**GIVEN RECORDS**
☆ ☆ ☆ ☆ ☆
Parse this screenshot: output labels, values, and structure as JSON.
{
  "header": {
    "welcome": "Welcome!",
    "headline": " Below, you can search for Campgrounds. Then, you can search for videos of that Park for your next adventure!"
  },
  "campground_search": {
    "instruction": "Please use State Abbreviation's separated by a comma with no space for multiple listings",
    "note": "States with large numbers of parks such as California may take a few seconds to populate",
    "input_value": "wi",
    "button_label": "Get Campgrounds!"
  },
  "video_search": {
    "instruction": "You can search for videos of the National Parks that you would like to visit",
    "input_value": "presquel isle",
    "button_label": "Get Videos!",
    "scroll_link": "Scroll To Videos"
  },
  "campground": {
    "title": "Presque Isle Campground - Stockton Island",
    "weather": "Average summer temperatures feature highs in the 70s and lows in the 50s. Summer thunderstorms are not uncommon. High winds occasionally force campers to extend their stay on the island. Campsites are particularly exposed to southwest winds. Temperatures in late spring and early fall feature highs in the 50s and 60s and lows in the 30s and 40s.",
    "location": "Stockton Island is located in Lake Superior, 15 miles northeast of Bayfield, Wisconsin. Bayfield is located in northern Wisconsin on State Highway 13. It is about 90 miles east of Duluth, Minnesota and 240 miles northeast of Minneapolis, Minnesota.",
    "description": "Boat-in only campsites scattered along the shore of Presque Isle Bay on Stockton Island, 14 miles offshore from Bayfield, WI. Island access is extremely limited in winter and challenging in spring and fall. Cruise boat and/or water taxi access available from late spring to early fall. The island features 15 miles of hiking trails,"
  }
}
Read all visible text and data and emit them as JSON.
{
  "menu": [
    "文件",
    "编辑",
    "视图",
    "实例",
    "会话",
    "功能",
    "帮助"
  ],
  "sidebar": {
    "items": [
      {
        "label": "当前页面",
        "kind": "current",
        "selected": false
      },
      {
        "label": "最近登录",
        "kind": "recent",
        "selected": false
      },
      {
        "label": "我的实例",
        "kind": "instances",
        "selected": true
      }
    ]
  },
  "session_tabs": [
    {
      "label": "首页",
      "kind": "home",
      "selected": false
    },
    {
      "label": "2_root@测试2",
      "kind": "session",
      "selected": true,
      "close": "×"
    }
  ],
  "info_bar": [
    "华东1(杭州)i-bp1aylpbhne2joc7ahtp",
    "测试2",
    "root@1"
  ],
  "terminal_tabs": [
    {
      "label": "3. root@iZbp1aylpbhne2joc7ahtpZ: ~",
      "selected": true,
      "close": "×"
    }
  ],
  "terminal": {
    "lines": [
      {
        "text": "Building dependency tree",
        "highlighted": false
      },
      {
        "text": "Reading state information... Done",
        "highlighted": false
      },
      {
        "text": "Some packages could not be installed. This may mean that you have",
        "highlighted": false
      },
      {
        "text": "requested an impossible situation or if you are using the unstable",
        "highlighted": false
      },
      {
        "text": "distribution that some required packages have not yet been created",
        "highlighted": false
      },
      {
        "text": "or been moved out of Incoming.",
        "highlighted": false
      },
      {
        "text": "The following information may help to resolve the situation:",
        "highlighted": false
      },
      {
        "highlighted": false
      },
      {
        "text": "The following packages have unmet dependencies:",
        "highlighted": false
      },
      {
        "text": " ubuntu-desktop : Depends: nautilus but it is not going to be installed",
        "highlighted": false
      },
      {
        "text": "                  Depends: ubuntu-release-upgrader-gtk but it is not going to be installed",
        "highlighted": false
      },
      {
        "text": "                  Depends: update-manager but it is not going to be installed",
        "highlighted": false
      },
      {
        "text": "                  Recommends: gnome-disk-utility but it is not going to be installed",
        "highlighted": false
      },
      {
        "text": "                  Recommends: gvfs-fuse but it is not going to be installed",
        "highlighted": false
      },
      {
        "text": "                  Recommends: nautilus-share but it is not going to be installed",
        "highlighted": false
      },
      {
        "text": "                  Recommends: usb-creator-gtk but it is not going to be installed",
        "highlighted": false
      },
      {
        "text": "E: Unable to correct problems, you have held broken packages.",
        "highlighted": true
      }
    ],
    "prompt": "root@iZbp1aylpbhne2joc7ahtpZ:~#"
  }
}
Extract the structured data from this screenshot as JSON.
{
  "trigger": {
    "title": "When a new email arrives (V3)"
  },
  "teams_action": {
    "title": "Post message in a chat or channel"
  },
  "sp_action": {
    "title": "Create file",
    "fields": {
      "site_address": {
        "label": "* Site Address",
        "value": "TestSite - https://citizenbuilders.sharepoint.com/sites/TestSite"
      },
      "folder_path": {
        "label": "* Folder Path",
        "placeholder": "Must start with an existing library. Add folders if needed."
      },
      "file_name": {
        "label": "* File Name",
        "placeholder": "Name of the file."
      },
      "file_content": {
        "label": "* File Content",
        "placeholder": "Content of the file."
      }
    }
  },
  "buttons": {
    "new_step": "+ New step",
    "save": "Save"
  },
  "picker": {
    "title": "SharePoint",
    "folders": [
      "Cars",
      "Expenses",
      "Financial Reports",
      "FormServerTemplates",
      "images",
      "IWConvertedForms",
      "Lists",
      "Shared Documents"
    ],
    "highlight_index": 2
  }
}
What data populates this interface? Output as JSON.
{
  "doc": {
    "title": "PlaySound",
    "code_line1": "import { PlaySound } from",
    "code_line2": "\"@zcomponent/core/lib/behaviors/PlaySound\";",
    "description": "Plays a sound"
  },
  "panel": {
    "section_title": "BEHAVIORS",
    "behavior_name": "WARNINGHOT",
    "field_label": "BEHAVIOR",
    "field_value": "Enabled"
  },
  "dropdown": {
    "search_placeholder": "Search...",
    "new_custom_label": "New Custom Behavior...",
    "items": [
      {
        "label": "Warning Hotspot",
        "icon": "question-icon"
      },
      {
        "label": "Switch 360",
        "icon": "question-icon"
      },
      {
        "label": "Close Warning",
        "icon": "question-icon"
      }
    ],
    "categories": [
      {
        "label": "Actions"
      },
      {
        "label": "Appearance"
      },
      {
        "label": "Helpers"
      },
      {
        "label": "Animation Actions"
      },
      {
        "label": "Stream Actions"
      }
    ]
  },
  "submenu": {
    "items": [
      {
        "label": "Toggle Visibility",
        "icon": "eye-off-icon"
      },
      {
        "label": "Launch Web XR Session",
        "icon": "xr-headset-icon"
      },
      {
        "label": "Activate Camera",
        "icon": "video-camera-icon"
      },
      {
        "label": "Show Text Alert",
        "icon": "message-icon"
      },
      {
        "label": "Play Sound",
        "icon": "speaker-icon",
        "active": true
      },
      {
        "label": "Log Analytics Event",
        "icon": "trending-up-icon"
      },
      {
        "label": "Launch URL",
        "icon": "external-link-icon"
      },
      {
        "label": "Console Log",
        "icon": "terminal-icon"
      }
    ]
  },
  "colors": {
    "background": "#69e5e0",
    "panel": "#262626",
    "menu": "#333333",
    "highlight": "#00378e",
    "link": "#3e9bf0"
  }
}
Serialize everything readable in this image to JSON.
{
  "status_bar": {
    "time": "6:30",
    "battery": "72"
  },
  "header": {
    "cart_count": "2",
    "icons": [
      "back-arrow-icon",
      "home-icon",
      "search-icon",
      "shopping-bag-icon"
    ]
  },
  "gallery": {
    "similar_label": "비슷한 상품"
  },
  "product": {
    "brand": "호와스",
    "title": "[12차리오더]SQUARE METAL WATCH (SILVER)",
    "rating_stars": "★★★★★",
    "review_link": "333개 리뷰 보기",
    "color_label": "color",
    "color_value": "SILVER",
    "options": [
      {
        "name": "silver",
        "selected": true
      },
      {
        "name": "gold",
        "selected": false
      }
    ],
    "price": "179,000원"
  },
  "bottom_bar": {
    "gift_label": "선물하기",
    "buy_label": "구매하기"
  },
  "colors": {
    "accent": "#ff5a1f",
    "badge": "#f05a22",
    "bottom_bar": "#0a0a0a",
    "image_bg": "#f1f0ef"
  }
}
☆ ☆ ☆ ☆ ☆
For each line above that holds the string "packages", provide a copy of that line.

        "text": "Some packages could not be installed. This may mean that you have",
        "text": "distribution that some required packages have not yet been created",
        "text": "The following packages have unmet dependencies:",
        "text": "E: Unable to correct problems, you have held broken packages.",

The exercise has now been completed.